**Source material:**
_ _ _ _ _

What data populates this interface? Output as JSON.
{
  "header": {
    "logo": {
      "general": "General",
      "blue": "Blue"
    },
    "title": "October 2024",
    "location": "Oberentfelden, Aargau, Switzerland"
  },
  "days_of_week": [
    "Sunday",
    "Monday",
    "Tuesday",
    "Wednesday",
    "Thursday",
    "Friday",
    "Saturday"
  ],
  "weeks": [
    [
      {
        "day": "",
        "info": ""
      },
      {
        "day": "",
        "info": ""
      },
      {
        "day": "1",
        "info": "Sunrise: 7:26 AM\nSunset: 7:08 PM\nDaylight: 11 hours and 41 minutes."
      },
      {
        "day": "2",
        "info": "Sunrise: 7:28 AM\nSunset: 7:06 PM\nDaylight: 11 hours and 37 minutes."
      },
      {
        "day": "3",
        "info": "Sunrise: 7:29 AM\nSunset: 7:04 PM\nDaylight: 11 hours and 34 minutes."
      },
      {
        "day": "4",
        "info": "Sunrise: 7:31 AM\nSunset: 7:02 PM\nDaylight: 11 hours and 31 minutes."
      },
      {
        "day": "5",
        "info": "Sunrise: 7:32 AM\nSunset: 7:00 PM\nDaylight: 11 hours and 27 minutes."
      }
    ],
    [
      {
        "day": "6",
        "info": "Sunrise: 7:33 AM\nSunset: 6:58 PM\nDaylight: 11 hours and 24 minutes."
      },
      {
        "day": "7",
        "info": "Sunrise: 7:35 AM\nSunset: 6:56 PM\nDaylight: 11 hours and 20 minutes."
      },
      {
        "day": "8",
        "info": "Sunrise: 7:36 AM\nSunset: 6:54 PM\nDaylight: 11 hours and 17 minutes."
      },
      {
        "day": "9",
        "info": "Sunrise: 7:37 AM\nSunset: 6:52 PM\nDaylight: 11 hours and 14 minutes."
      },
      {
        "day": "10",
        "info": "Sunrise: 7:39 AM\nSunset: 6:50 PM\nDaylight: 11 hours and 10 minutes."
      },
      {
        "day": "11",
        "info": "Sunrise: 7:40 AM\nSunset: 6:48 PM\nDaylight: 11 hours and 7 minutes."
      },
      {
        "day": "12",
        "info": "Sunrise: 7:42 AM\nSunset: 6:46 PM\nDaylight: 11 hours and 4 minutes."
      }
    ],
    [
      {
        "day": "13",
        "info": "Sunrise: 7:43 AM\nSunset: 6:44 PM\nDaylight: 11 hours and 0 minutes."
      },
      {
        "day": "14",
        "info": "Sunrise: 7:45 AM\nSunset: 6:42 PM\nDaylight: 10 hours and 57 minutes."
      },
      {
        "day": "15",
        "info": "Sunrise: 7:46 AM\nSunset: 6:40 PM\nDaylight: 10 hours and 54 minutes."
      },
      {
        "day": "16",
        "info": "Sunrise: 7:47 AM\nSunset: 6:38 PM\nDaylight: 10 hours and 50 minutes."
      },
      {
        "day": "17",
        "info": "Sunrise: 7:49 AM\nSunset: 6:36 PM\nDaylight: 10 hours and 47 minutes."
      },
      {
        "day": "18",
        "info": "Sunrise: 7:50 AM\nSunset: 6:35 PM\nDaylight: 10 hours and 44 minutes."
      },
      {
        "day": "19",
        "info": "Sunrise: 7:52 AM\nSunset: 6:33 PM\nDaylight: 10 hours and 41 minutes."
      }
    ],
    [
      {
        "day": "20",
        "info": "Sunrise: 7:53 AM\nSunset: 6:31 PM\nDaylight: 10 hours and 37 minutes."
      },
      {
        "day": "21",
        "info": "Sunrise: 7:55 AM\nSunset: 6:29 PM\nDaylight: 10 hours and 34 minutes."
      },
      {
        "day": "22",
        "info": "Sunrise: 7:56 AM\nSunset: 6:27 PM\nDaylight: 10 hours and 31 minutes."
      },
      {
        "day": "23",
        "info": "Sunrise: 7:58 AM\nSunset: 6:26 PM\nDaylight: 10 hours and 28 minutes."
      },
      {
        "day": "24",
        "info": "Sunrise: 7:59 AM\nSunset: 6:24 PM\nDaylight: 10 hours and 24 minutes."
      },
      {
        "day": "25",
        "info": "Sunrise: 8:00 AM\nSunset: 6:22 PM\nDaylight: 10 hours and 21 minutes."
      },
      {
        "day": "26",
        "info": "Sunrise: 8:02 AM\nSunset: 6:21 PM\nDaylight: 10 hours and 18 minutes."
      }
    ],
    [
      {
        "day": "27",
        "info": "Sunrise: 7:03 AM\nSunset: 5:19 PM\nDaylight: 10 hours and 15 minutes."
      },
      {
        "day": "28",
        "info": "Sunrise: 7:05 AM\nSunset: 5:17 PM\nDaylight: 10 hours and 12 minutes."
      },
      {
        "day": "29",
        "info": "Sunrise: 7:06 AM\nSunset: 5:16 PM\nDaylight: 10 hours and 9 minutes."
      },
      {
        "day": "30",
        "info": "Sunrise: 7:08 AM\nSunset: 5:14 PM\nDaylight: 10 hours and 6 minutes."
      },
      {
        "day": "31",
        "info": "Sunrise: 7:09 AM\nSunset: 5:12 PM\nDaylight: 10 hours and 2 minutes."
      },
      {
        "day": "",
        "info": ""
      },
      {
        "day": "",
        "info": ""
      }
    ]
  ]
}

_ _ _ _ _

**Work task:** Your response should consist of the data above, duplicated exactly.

**Answer to the exercise:**
What data populates this interface? Output as JSON.
{
  "header": {
    "logo": {
      "general": "General",
      "blue": "Blue"
    },
    "title": "October 2024",
    "location": "Oberentfelden, Aargau, Switzerland"
  },
  "days_of_week": [
    "Sunday",
    "Monday",
    "Tuesday",
    "Wednesday",
    "Thursday",
    "Friday",
    "Saturday"
  ],
  "weeks": [
    [
      {
        "day": "",
        "info": ""
      },
      {
        "day": "",
        "info": ""
      },
      {
        "day": "1",
        "info": "Sunrise: 7:26 AM\nSunset: 7:08 PM\nDaylight: 11 hours and 41 minutes."
      },
      {
        "day": "2",
        "info": "Sunrise: 7:28 AM\nSunset: 7:06 PM\nDaylight: 11 hours and 37 minutes."
      },
      {
        "day": "3",
        "info": "Sunrise: 7:29 AM\nSunset: 7:04 PM\nDaylight: 11 hours and 34 minutes."
      },
      {
        "day": "4",
        "info": "Sunrise: 7:31 AM\nSunset: 7:02 PM\nDaylight: 11 hours and 31 minutes."
      },
      {
        "day": "5",
        "info": "Sunrise: 7:32 AM\nSunset: 7:00 PM\nDaylight: 11 hours and 27 minutes."
      }
    ],
    [
      {
        "day": "6",
        "info": "Sunrise: 7:33 AM\nSunset: 6:58 PM\nDaylight: 11 hours and 24 minutes."
      },
      {
        "day": "7",
        "info": "Sunrise: 7:35 AM\nSunset: 6:56 PM\nDaylight: 11 hours and 20 minutes."
      },
      {
        "day": "8",
        "info": "Sunrise: 7:36 AM\nSunset: 6:54 PM\nDaylight: 11 hours and 17 minutes."
      },
      {
        "day": "9",
        "info": "Sunrise: 7:37 AM\nSunset: 6:52 PM\nDaylight: 11 hours and 14 minutes."
      },
      {
        "day": "10",
        "info": "Sunrise: 7:39 AM\nSunset: 6:50 PM\nDaylight: 11 hours and 10 minutes."
      },
      {
        "day": "11",
        "info": "Sunrise: 7:40 AM\nSunset: 6:48 PM\nDaylight: 11 hours and 7 minutes."
      },
      {
        "day": "12",
        "info": "Sunrise: 7:42 AM\nSunset: 6:46 PM\nDaylight: 11 hours and 4 minutes."
      }
    ],
    [
      {
        "day": "13",
        "info": "Sunrise: 7:43 AM\nSunset: 6:44 PM\nDaylight: 11 hours and 0 minutes."
      },
      {
        "day": "14",
        "info": "Sunrise: 7:45 AM\nSunset: 6:42 PM\nDaylight: 10 hours and 57 minutes."
      },
      {
        "day": "15",
        "info": "Sunrise: 7:46 AM\nSunset: 6:40 PM\nDaylight: 10 hours and 54 minutes."
      },
      {
        "day": "16",
        "info": "Sunrise: 7:47 AM\nSunset: 6:38 PM\nDaylight: 10 hours and 50 minutes."
      },
      {
        "day": "17",
        "info": "Sunrise: 7:49 AM\nSunset: 6:36 PM\nDaylight: 10 hours and 47 minutes."
      },
      {
        "day": "18",
        "info": "Sunrise: 7:50 AM\nSunset: 6:35 PM\nDaylight: 10 hours and 44 minutes."
      },
      {
        "day": "19",
        "info": "Sunrise: 7:52 AM\nSunset: 6:33 PM\nDaylight: 10 hours and 41 minutes."
      }
    ],
    [
      {
        "day": "20",
        "info": "Sunrise: 7:53 AM\nSunset: 6:31 PM\nDaylight: 10 hours and 37 minutes."
      },
      {
        "day": "21",
        "info": "Sunrise: 7:55 AM\nSunset: 6:29 PM\nDaylight: 10 hours and 34 minutes."
      },
      {
        "day": "22",
        "info": "Sunrise: 7:56 AM\nSunset: 6:27 PM\nDaylight: 10 hours and 31 minutes."
      },
      {
        "day": "23",
        "info": "Sunrise: 7:58 AM\nSunset: 6:26 PM\nDaylight: 10 hours and 28 minutes."
      },
      {
        "day": "24",
        "info": "Sunrise: 7:59 AM\nSunset: 6:24 PM\nDaylight: 10 hours and 24 minutes."
      },
      {
        "day": "25",
        "info": "Sunrise: 8:00 AM\nSunset: 6:22 PM\nDaylight: 10 hours and 21 minutes."
      },
      {
        "day": "26",
        "info": "Sunrise: 8:02 AM\nSunset: 6:21 PM\nDaylight: 10 hours and 18 minutes."
      }
    ],
    [
      {
        "day": "27",
        "info": "Sunrise: 7:03 AM\nSunset: 5:19 PM\nDaylight: 10 hours and 15 minutes."
      },
      {
        "day": "28",
        "info": "Sunrise: 7:05 AM\nSunset: 5:17 PM\nDaylight: 10 hours and 12 minutes."
      },
      {
        "day": "29",
        "info": "Sunrise: 7:06 AM\nSunset: 5:16 PM\nDaylight: 10 hours and 9 minutes."
      },
      {
        "day": "30",
        "info": "Sunrise: 7:08 AM\nSunset: 5:14 PM\nDaylight: 10 hours and 6 minutes."
      },
      {
        "day": "31",
        "info": "Sunrise: 7:09 AM\nSunset: 5:12 PM\nDaylight: 10 hours and 2 minutes."
      },
      {
        "day": "",
        "info": ""
      },
      {
        "day": "",
        "info": ""
      }
    ]
  ]
}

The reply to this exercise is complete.